I tend to get carried away when it comes to making sausage. Several years ago, I introduced some of my hunting buddies to the art and science of making and linking sausage. Over two months, we put the equipment to the test, cranking out close to 2,000 pounds of fresh and smoked sausages. The group started small but grew exponentially as the word got out, and samples circulated among our outdoor friends.
While sitting in hunting camp last year, J.J. Reich of Federal Premium grilled me on all things sausage and asked if I had ever tried Swedish potato sausage. It was something new to me, and he described it as a favorite meal and went into detail about other friends who have embraced the rings of baked sausage.
Potato sausage is what it sounds like, and in Sweden is referred to as potatiskrov or värmlandskorv.
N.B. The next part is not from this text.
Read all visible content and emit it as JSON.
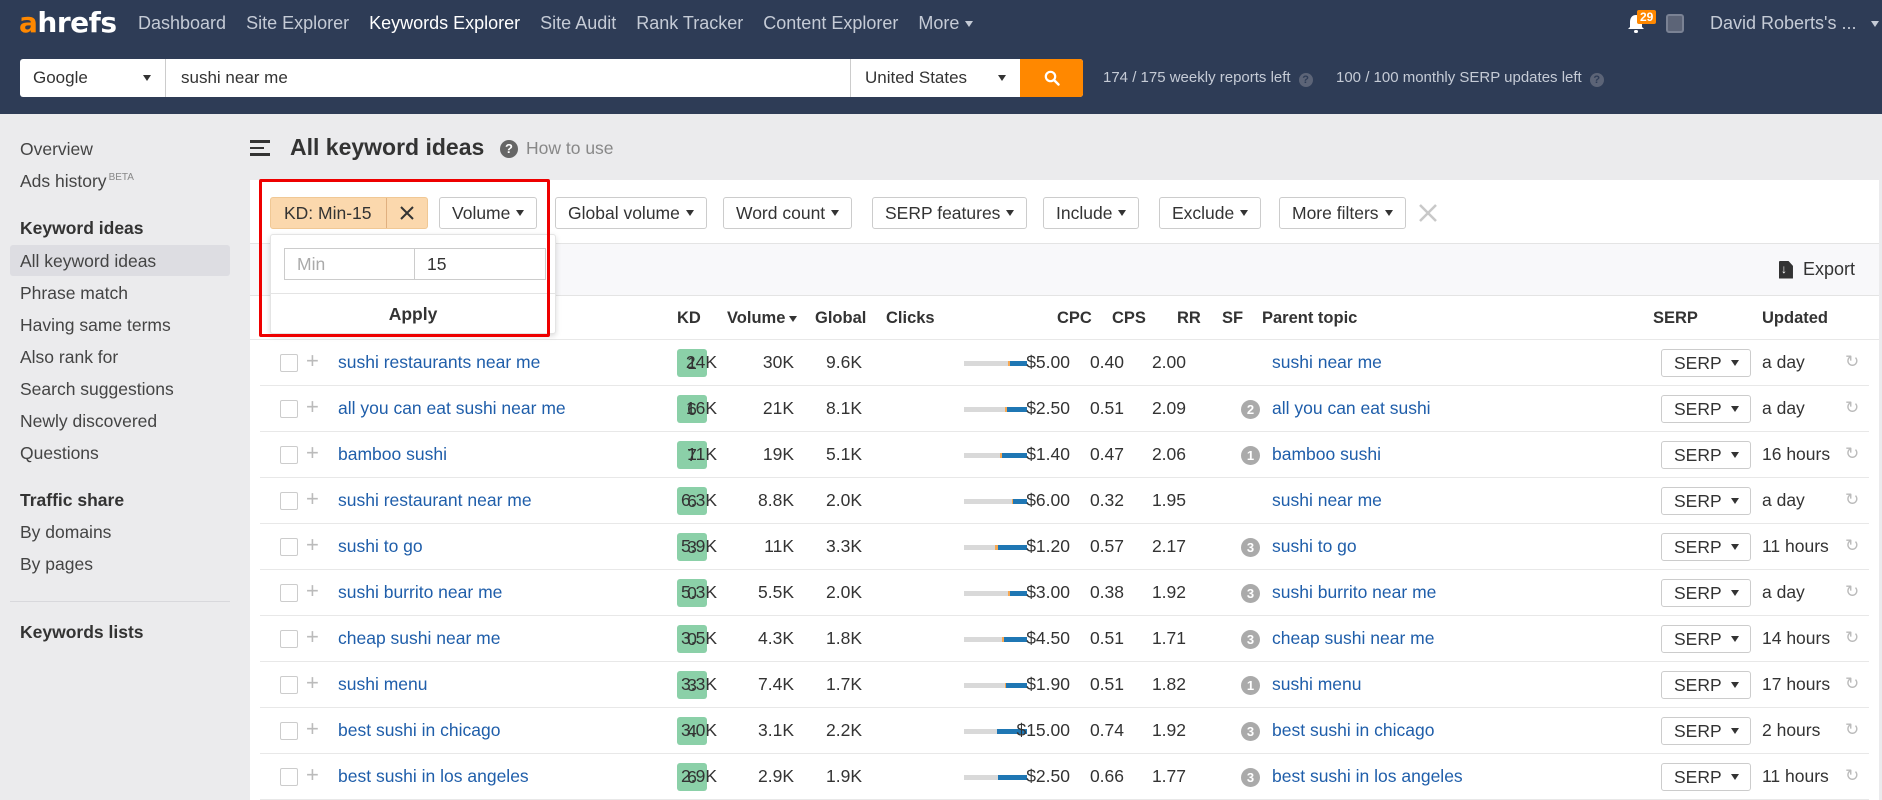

Traditionally, the sausage was served hot at Christmas, made from pork, beef, potatoes and onion.
My Minnesota buddies have embraced the Swedish potato sausage and have some made every year with venison. Of course, I had to try my hand at the Scandinavian treat, and after several renditions, found one that friends and family have enjoyed. Some recipes are equal parts of potato and pork, but using equal volumes of potato, venison, and pork created great texture and flavor. With potato and milk powder as part of the ingredients, the end product is a light-colored, and dense.
The Swedish potato sausage can made as a ring sausage in a bung casing. I made smaller links while working with different batches and liked the individual servings created.
Ingredients • 1½ lbs. venison • 1½ lbs. pork shoulder • 6 potatoes • 1 medium onion • 1½ tablespoons salt • 2 teaspoons ground white pepper • 1 teaspoon ground allspice • 1 cup non-fat dry milk • 1 cup water
Directions 1. Peel and boil potatoes until tender, then cover with water and cool in the fridge. The water will keep the potato from discoloring. 2. Grind the venison, pork, potatoes and onion through a ⅜-inch plate. 3. Add the salt, white pepper, allspice, milk powder and water to the meat and mix by hand before running through the grinder again. 4. Stuff sausages into casing and fry, bake or boil for eating.
Swedish potato sausage is perishable with the potato and milk powder. If you aren’t going to cook the sausage immediately, it is best to freeze it. If you are storing the sausage in the fridge for a short period, cover it with water in a sealable container.